Posting app reviews has always been a difficult process on iOS since you actually need to leave the app you’re using, go to the App Store and post the review. That’s about to change with iOS 10.3, the latest developer beta reveals. What’s more, developers will finally be able to respond to user reviews and address customers’ questions and concerns within the App Store.
Currently, there’s no ‘native’ way for developers to ask for reviews. This means that every iOS and Mac developer has to write their own prompts for reviews. This is why so many apps have those annoying pop-ups that ask for ratings, which take you to the App Store app if you agree to write a review.
The upcoming reviews API changes that by implementing a native prompt for reviews. This means that you can post reviews without leaving the app, just like you can share stuff to Facebook and Twitter without leaving the app you are sharing from. You can even disable these review prompts from the Settings app in iOS 10.3, which is expected to release soon.
There is a catch with these review prompts, according to iMore. Developers can only ask you to post a review thrice every year. That’s good news for most people as app review prompts can get annoying if they pop up again and again.

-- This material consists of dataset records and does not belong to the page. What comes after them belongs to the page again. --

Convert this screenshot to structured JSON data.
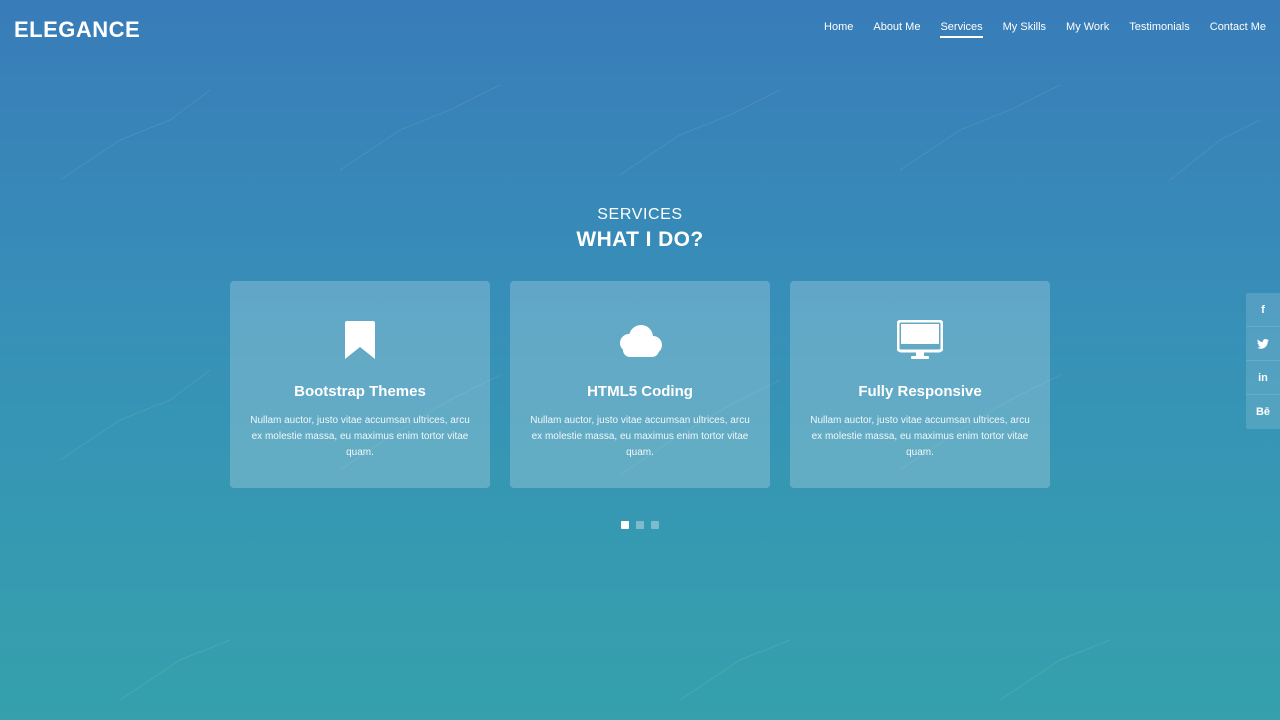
{
  "brand": "ELEGANCE",
  "nav": [
    {
      "label": "Home",
      "active": false
    },
    {
      "label": "About Me",
      "active": false
    },
    {
      "label": "Services",
      "active": true
    },
    {
      "label": "My Skills",
      "active": false
    },
    {
      "label": "My Work",
      "active": false
    },
    {
      "label": "Testimonials",
      "active": false
    },
    {
      "label": "Contact Me",
      "active": false
    }
  ],
  "section": {
    "subtitle": "SERVICES",
    "title": "WHAT I DO?"
  },
  "cards": [
    {
      "icon": "bookmark-icon",
      "title": "Bootstrap Themes",
      "text": "Nullam auctor, justo vitae accumsan ultrices, arcu ex molestie massa, eu maximus enim tortor vitae quam."
    },
    {
      "icon": "cloud-icon",
      "title": "HTML5 Coding",
      "text": "Nullam auctor, justo vitae accumsan ultrices, arcu ex molestie massa, eu maximus enim tortor vitae quam."
    },
    {
      "icon": "monitor-icon",
      "title": "Fully Responsive",
      "text": "Nullam auctor, justo vitae accumsan ultrices, arcu ex molestie massa, eu maximus enim tortor vitae quam."
    }
  ],
  "carousel": {
    "total": 3,
    "active_index": 0
  },
  "social": [
    {
      "icon": "facebook-icon",
      "glyph": "f"
    },
    {
      "icon": "twitter-icon",
      "glyph": "🐦"
    },
    {
      "icon": "linkedin-icon",
      "glyph": "in"
    },
    {
      "icon": "behance-icon",
      "glyph": "Bē"
    }
  ],
  "colors": {
    "background_top": "#387cb9",
    "background_bottom": "#35a1ac",
    "text": "#ffffff"
  }
}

This could make more people post reviews to the App Store as the process becomes far less cumbersome. It remains to be seen whether this impacts apps positively but there’s a better chance of people taking a minute of free time to post reviews since they won’t have to leave the app they’re using. That, in turn, could lead to more people finding App Store reviews useful.
Developers will also be allowed to respond to App Store reviews for both iOS and macOS apps. Google Play has had this for a long time now, and it’s good to see Apple adding this much-requested feature to the App Store. This was needed because it allows developers to clarify their position right in the reviews section.
Lots of people post negative reviews on the App Store just because a game lets you play three levels for free and demands a single in-app purchase to unlock the whole game. In such cases and many others, it’s fair to allow the developer to respond and let prospective buyers check out both sides of the story before deciding whether to buy an app.
Perhaps that’ll lead to fewer negative reviews and maybe even happier customers. At the moment developers have no way of contacting people who leave bad App Store ratings. This feature could allow them to address customers’ problems or maybe even put them under pressure to monitor another platform (apart from email and social media) for customer feedback.